* Exercise details:
Output all entries precisely.

★ ★ ★

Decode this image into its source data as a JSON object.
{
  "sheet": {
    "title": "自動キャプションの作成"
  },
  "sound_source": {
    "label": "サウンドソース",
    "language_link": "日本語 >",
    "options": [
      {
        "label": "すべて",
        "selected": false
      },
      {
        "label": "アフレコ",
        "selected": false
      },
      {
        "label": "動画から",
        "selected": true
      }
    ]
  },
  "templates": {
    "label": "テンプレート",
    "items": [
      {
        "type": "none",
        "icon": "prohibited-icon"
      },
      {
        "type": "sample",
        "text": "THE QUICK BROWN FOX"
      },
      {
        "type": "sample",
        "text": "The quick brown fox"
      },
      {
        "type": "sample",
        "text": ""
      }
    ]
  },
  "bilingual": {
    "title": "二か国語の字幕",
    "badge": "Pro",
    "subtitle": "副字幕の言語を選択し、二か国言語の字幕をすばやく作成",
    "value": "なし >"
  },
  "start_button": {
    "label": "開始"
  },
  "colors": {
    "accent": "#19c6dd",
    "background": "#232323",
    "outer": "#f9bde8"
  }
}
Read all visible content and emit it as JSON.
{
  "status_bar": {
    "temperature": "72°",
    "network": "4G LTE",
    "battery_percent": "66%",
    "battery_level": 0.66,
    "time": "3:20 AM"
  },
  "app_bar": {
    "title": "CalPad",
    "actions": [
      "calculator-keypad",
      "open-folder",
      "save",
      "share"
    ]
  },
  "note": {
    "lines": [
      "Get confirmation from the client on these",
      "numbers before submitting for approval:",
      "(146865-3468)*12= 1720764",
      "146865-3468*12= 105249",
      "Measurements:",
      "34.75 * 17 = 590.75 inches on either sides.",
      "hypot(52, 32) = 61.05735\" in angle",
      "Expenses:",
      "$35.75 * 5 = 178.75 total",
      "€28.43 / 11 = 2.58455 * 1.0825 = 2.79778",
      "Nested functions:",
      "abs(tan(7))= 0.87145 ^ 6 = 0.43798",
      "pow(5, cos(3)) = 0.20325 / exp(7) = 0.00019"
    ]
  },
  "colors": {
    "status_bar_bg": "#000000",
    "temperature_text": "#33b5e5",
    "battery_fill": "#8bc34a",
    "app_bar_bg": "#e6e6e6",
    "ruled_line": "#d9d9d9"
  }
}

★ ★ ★

* Result:
Decode this image into its source data as a JSON object.
{
  "sheet": {
    "title": "自動キャプションの作成"
  },
  "sound_source": {
    "label": "サウンドソース",
    "language_link": "日本語 >",
    "options": [
      {
        "label": "すべて",
        "selected": false
      },
      {
        "label": "アフレコ",
        "selected": false
      },
      {
        "label": "動画から",
        "selected": true
      }
    ]
  },
  "templates": {
    "label": "テンプレート",
    "items": [
      {
        "type": "none",
        "icon": "prohibited-icon"
      },
      {
        "type": "sample",
        "text": "THE QUICK BROWN FOX"
      },
      {
        "type": "sample",
        "text": "The quick brown fox"
      },
      {
        "type": "sample",
        "text": ""
      }
    ]
  },
  "bilingual": {
    "title": "二か国語の字幕",
    "badge": "Pro",
    "subtitle": "副字幕の言語を選択し、二か国言語の字幕をすばやく作成",
    "value": "なし >"
  },
  "start_button": {
    "label": "開始"
  },
  "colors": {
    "accent": "#19c6dd",
    "background": "#232323",
    "outer": "#f9bde8"
  }
}
Read all visible content and emit it as JSON.
{
  "status_bar": {
    "temperature": "72°",
    "network": "4G LTE",
    "battery_percent": "66%",
    "battery_level": 0.66,
    "time": "3:20 AM"
  },
  "app_bar": {
    "title": "CalPad",
    "actions": [
      "calculator-keypad",
      "open-folder",
      "save",
      "share"
    ]
  },
  "note": {
    "lines": [
      "Get confirmation from the client on these",
      "numbers before submitting for approval:",
      "(146865-3468)*12= 1720764",
      "146865-3468*12= 105249",
      "Measurements:",
      "34.75 * 17 = 590.75 inches on either sides.",
      "hypot(52, 32) = 61.05735\" in angle",
      "Expenses:",
      "$35.75 * 5 = 178.75 total",
      "€28.43 / 11 = 2.58455 * 1.0825 = 2.79778",
      "Nested functions:",
      "abs(tan(7))= 0.87145 ^ 6 = 0.43798",
      "pow(5, cos(3)) = 0.20325 / exp(7) = 0.00019"
    ]
  },
  "colors": {
    "status_bar_bg": "#000000",
    "temperature_text": "#33b5e5",
    "battery_fill": "#8bc34a",
    "app_bar_bg": "#e6e6e6",
    "ruled_line": "#d9d9d9"
  }
}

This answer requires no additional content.